Invalidation

I realize I haven’t written on here in over a year. Two years ago, something horrible happened to me. One year ago, I finally mustered up the courage to speak about my trauma. I decided, with the help of a mental health professional, to branch out and tell my friends and family why I had been so distant. Why I had changed and become this different person.

 

One person who I thought was a friend was incredibly insensitive and invalidating. They demanded to know whether I was drunk when it happened, whether I knew him, whether I really wanted it. As if it was my fault. They asked me if it was really “that bad”, why I didn’t come home, why I didn’t report. I was in tears, in shock, unable to speak as they berated me and further assaulted me with questions.

 

After that, my progress halted. I went back to the nightmares, sleeplessness, and shame. I repeated my “friend’s” demands in my head. Why didn’t I report it? Why didn’t I leave? What if it was my fault? What if I deserved it?

 

I became silenced. I stopped writing.

No more victim blaming

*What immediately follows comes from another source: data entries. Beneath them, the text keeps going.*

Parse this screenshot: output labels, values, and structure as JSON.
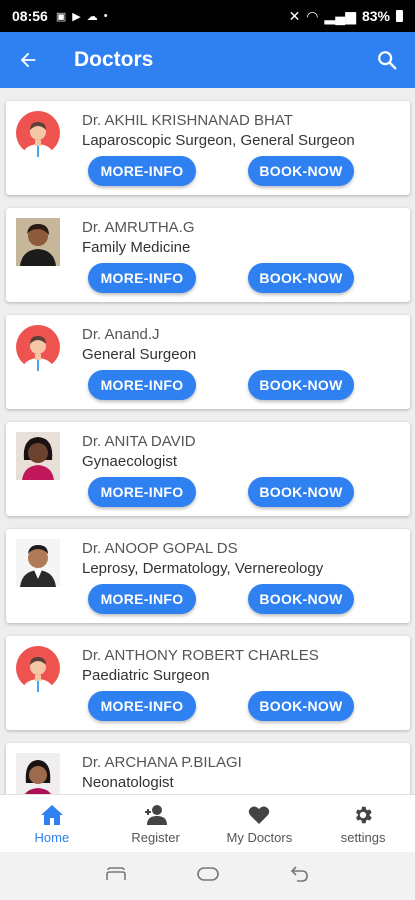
{
  "status_bar": {
    "time": "08:56",
    "battery": "83%",
    "dot": "•"
  },
  "app_bar": {
    "title": "Doctors"
  },
  "buttons": {
    "more_info": "MORE-INFO",
    "book_now": "BOOK-NOW"
  },
  "doctors": [
    {
      "name": "Dr. AKHIL KRISHNANAD BHAT",
      "specialty": "Laparoscopic Surgeon, General Surgeon",
      "avatar": "default-doctor-avatar"
    },
    {
      "name": "Dr. AMRUTHA.G",
      "specialty": "Family Medicine",
      "avatar": "photo"
    },
    {
      "name": "Dr. Anand.J",
      "specialty": "General Surgeon",
      "avatar": "default-doctor-avatar"
    },
    {
      "name": "Dr. ANITA DAVID",
      "specialty": "Gynaecologist",
      "avatar": "photo"
    },
    {
      "name": "Dr. ANOOP GOPAL DS",
      "specialty": "Leprosy, Dermatology, Vernereology",
      "avatar": "photo"
    },
    {
      "name": "Dr. ANTHONY ROBERT CHARLES",
      "specialty": "Paediatric Surgeon",
      "avatar": "default-doctor-avatar"
    },
    {
      "name": "Dr. ARCHANA P.BILAGI",
      "specialty": "Neonatologist",
      "avatar": "photo"
    }
  ],
  "bottom_nav": [
    {
      "label": "Home",
      "icon": "home-icon",
      "active": true
    },
    {
      "label": "Register",
      "icon": "add-user-icon",
      "active": false
    },
    {
      "label": "My Doctors",
      "icon": "heart-icon",
      "active": false
    },
    {
      "label": "settings",
      "icon": "gear-icon",
      "active": false
    }
  ],
  "colors": {
    "primary": "#2f80f0",
    "avatar_bg": "#ef5350"
  }
}
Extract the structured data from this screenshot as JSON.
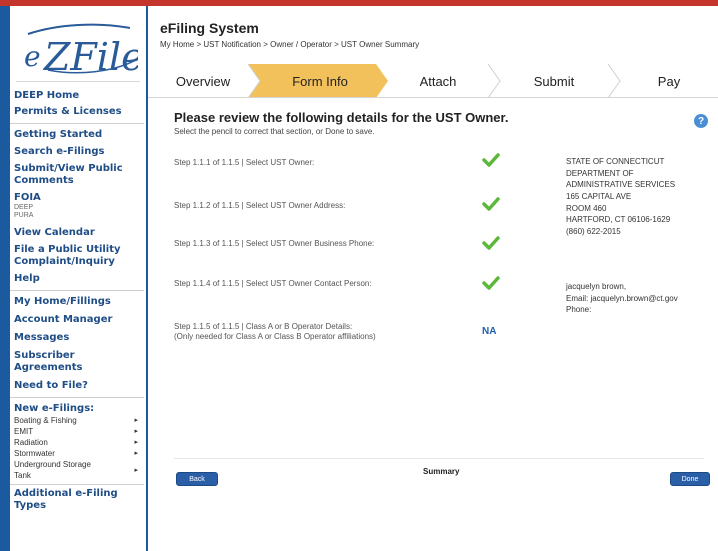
{
  "logo": {
    "text": "eZFile"
  },
  "sidebar": {
    "items": [
      {
        "label": "DEEP Home"
      },
      {
        "label": "Permits & Licenses"
      },
      {
        "label": "Getting Started"
      },
      {
        "label": "Search e-Filings"
      },
      {
        "label": "Submit/View Public Comments"
      },
      {
        "label": "FOIA"
      },
      {
        "label": "View Calendar"
      },
      {
        "label": "File a Public Utility Complaint/Inquiry"
      },
      {
        "label": "Help"
      },
      {
        "label": "My Home/Fillings"
      },
      {
        "label": "Account Manager"
      },
      {
        "label": "Messages"
      },
      {
        "label": "Subscriber Agreements"
      },
      {
        "label": "Need to File?"
      },
      {
        "label": "New e-Filings:"
      },
      {
        "label": "Additional e-Filing Types"
      }
    ],
    "foia_subs": [
      "DEEP",
      "PURA"
    ],
    "efilings": [
      {
        "label": "Boating & Fishing"
      },
      {
        "label": "EMIT"
      },
      {
        "label": "Radiation"
      },
      {
        "label": "Stormwater"
      },
      {
        "label": "Underground Storage Tank"
      }
    ],
    "arrow": "▸"
  },
  "header": {
    "title": "eFiling System",
    "breadcrumb": "My Home > UST Notification > Owner / Operator > UST Owner Summary"
  },
  "steps": [
    "Overview",
    "Form Info",
    "Attach",
    "Submit",
    "Pay"
  ],
  "review": {
    "title": "Please review the following details for the UST Owner.",
    "subtitle": "Select the pencil to correct that section, or Done to save.",
    "help": "?",
    "rows": [
      {
        "label": "Step 1.1.1 of 1.1.5 | Select UST Owner:",
        "status": "check",
        "value": [
          "STATE OF CONNECTICUT",
          "DEPARTMENT OF",
          "ADMINISTRATIVE SERVICES"
        ]
      },
      {
        "label": "Step 1.1.2 of 1.1.5 | Select UST Owner Address:",
        "status": "check",
        "value": [
          "165 CAPITAL AVE",
          "ROOM 460",
          "HARTFORD, CT 06106-1629"
        ]
      },
      {
        "label": "Step 1.1.3 of 1.1.5 | Select UST Owner Business Phone:",
        "status": "check",
        "value": [
          "(860) 622-2015"
        ]
      },
      {
        "label": "Step 1.1.4 of 1.1.5 | Select UST Owner Contact Person:",
        "status": "check",
        "value": [
          "jacquelyn brown,",
          "Email: jacquelyn.brown@ct.gov",
          "Phone:"
        ]
      },
      {
        "label": "Step 1.1.5 of 1.1.5 | Class A or B Operator Details:",
        "label2": "(Only needed for Class A or Class B Operator affiliations)",
        "status": "NA",
        "value": []
      }
    ]
  },
  "footer": {
    "summary": "Summary",
    "back": "Back",
    "done": "Done"
  },
  "colors": {
    "accent": "#f3c15b",
    "brand": "#1c5aa0",
    "check": "#5cb83a",
    "topbar": "#c4362b"
  }
}
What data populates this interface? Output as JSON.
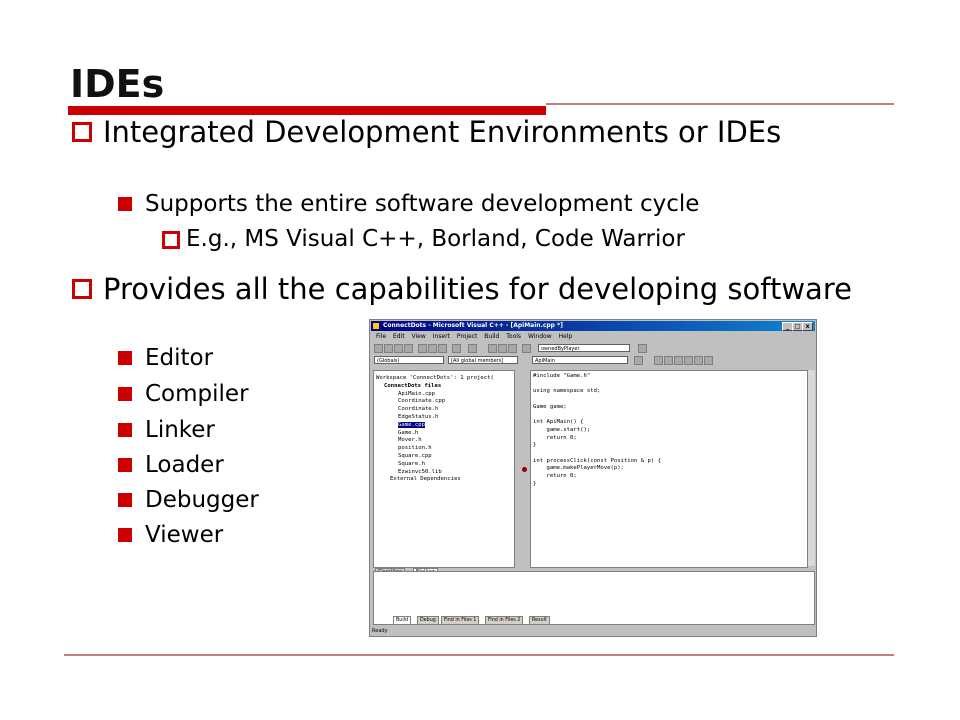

Implying that a person’s preexisting mental illness meant they deserved their trauma or abuse is like saying any other vulnerable population deserves to be abused. Saying that a mental illness that causes people to make “bad decisions” is placing the blame on the person, not the perpetrator. This is victim blaming. This all leads back to the stigma surrounding mental illness. A child does not deserve to be abused. Nor a homeless person, a sick person, or any other vulnerable individuals.